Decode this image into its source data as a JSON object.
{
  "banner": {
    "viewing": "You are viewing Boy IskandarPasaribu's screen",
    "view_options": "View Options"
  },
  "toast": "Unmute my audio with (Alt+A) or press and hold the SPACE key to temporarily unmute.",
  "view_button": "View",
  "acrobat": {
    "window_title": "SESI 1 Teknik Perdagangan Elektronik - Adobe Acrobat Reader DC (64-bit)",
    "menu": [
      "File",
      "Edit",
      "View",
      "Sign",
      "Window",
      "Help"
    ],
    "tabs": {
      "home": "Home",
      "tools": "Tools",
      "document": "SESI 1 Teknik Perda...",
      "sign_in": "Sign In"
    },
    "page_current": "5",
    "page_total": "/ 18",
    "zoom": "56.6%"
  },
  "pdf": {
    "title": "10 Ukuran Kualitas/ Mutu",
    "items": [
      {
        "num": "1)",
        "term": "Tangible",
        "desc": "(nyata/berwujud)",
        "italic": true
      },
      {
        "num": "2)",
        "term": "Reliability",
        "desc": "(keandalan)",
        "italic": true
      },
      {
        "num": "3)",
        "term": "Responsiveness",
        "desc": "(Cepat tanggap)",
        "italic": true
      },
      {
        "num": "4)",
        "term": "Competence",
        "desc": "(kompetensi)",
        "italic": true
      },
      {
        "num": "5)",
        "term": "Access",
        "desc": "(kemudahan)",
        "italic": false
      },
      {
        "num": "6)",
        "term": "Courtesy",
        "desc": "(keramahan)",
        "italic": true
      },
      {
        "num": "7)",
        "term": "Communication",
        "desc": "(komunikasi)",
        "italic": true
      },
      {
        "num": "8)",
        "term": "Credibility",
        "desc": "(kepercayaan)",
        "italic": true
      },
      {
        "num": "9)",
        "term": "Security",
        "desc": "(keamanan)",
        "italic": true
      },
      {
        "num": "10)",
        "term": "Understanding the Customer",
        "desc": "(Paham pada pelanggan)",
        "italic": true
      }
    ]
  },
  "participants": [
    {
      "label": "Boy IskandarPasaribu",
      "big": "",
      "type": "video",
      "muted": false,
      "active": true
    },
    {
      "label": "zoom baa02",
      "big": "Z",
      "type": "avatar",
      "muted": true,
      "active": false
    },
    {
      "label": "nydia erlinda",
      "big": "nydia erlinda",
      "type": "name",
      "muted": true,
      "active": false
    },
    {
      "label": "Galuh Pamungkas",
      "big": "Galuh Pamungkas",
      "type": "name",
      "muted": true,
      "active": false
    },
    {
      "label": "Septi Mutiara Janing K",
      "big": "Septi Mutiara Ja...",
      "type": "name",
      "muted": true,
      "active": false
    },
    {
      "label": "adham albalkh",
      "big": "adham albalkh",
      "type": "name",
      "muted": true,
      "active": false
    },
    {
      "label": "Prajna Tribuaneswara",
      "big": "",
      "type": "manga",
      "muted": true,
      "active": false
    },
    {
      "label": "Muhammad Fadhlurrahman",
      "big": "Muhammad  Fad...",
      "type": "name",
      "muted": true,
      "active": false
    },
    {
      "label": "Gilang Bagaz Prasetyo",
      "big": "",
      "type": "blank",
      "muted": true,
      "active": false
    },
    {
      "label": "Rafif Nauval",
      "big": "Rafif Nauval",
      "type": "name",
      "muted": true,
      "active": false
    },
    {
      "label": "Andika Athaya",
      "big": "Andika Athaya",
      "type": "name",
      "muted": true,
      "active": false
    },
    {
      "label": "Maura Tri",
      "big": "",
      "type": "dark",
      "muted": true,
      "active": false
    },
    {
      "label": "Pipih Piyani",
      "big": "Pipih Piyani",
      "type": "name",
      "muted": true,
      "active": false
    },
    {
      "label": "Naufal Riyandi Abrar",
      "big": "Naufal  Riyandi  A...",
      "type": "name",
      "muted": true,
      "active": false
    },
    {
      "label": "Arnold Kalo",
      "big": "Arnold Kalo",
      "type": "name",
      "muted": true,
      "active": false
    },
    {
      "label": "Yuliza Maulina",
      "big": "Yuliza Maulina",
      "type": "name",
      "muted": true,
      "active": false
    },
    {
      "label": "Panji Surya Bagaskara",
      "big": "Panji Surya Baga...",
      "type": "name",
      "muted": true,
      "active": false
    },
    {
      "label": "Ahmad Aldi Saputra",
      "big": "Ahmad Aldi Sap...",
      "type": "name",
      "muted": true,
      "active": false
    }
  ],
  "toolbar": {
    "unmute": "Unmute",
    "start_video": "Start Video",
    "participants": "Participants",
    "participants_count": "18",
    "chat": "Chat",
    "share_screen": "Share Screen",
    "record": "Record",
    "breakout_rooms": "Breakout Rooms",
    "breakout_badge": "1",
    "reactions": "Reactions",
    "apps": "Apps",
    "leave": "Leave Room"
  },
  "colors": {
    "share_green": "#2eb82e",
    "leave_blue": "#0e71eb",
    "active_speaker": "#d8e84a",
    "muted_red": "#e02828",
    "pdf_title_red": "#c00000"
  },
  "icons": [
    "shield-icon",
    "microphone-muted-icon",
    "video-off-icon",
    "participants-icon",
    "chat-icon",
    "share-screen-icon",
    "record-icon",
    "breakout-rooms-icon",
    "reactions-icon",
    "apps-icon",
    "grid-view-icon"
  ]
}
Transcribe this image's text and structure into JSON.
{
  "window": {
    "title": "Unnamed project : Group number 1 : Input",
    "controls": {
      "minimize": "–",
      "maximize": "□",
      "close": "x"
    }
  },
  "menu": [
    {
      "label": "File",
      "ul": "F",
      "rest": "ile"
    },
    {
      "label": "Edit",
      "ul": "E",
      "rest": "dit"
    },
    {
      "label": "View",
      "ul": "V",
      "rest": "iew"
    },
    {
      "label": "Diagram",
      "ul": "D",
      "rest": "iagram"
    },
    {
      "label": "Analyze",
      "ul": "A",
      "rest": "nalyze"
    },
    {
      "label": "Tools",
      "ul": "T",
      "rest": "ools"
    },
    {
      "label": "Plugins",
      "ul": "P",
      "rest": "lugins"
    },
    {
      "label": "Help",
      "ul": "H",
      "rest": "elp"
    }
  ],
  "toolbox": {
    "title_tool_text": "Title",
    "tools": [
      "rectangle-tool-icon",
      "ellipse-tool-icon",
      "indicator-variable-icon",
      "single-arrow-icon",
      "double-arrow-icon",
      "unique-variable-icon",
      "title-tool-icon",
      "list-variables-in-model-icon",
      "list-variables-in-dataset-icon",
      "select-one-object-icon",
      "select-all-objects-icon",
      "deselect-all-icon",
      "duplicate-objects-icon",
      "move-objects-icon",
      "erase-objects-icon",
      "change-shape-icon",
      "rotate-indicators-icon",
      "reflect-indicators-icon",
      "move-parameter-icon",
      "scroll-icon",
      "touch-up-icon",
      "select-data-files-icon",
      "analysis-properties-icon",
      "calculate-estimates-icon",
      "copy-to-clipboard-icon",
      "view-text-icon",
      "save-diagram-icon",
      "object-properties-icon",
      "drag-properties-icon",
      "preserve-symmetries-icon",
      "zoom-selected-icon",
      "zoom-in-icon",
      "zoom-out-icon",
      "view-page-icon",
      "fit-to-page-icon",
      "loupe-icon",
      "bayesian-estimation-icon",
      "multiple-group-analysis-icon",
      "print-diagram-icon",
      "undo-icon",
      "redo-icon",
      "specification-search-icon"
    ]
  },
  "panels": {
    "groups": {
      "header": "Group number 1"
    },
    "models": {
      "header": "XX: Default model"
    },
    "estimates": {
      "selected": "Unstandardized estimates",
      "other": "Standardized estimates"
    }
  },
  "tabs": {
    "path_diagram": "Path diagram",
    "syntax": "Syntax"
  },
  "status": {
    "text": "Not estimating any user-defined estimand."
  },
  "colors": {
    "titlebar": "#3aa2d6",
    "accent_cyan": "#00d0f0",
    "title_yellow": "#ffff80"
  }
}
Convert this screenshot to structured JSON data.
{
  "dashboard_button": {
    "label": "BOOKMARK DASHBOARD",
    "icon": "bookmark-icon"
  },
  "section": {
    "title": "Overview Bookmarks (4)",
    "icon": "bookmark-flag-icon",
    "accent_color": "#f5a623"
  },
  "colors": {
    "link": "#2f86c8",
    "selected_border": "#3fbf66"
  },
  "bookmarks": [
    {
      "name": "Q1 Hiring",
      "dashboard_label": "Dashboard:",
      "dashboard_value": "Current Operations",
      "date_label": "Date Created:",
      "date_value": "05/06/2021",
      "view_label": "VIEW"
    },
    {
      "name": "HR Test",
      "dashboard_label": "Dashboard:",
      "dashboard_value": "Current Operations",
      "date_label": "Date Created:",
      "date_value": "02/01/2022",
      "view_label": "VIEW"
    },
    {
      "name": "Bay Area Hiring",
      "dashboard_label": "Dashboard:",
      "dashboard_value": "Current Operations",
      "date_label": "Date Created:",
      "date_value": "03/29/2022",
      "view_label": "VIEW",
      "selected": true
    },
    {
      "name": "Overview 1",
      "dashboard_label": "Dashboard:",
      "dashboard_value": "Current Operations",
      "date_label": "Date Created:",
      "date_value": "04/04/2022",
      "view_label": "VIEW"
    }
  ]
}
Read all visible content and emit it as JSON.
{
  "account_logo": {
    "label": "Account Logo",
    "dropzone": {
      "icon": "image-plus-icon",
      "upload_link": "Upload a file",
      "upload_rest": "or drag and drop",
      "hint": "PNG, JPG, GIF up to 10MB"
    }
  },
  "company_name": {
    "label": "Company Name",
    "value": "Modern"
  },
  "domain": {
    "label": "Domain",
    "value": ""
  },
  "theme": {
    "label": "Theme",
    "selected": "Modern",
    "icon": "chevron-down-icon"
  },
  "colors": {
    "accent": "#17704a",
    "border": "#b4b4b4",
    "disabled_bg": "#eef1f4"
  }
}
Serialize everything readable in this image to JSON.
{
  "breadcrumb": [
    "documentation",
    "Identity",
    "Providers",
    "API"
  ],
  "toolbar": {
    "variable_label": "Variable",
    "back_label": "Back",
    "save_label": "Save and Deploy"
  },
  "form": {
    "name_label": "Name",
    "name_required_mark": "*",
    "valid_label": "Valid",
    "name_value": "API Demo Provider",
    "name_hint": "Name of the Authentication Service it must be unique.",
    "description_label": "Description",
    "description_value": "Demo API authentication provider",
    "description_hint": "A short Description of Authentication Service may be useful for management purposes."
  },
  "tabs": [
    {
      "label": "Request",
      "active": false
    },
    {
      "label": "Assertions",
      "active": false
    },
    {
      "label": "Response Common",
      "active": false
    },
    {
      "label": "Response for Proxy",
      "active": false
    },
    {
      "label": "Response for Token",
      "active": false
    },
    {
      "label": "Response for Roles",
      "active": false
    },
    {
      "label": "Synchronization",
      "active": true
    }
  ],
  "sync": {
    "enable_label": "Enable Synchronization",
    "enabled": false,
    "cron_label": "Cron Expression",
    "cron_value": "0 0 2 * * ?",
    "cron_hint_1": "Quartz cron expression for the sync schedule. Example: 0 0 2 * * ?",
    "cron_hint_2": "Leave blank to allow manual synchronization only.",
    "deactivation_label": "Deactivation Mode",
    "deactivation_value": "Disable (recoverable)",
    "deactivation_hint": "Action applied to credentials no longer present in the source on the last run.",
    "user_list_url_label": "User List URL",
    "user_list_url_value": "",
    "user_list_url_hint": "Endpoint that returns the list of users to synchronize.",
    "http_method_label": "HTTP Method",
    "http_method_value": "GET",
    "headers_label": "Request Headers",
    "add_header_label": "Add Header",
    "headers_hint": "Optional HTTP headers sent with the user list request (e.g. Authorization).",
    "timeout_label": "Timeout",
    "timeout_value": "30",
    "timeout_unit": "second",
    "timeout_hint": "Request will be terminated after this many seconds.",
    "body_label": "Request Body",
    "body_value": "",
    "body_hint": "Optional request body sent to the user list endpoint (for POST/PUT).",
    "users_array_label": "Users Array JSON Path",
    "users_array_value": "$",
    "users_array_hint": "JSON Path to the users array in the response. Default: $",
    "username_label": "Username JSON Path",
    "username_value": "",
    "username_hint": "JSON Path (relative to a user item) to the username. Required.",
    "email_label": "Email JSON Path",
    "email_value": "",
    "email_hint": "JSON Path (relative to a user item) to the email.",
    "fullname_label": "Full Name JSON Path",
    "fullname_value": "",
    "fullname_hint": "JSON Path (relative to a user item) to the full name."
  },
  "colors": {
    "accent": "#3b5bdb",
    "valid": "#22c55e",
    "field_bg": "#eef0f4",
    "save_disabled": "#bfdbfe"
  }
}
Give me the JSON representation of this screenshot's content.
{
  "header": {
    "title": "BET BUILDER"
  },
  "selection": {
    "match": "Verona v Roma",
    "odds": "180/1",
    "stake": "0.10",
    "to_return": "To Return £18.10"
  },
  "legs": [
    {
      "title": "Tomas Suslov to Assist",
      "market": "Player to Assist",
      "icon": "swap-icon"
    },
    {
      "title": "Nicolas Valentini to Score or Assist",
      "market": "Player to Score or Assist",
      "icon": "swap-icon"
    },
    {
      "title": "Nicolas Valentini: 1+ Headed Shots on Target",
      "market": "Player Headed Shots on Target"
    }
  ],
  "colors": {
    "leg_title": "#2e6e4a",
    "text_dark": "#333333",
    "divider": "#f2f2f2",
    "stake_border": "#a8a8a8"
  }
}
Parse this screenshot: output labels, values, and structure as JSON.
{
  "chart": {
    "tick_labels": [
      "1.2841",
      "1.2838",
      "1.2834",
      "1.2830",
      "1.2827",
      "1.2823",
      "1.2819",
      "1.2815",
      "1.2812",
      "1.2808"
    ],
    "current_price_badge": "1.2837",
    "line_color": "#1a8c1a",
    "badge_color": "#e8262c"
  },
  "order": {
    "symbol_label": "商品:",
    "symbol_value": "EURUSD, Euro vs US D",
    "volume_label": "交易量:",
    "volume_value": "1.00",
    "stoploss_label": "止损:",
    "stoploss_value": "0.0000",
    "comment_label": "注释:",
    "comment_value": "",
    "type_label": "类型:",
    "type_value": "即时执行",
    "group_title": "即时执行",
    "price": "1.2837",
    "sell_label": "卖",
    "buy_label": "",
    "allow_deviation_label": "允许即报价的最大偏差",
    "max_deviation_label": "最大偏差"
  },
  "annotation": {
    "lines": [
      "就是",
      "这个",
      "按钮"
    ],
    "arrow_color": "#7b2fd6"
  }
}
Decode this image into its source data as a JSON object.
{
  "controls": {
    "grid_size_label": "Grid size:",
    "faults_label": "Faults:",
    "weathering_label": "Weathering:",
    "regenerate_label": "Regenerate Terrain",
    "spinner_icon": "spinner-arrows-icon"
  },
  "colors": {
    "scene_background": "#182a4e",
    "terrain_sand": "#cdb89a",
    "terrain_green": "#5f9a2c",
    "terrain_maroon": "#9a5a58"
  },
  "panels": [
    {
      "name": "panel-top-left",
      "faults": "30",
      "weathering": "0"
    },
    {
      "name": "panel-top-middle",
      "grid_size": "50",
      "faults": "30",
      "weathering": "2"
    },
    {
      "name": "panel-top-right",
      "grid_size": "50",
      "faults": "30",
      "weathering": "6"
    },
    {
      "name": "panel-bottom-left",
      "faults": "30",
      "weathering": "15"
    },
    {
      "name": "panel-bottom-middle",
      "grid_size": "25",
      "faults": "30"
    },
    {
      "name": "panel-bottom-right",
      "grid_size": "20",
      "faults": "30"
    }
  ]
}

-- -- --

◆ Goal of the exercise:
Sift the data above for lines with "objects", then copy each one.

◆ Reply to the exercise:
      "select-all-objects-icon",
      "duplicate-objects-icon",
      "move-objects-icon",
      "erase-objects-icon",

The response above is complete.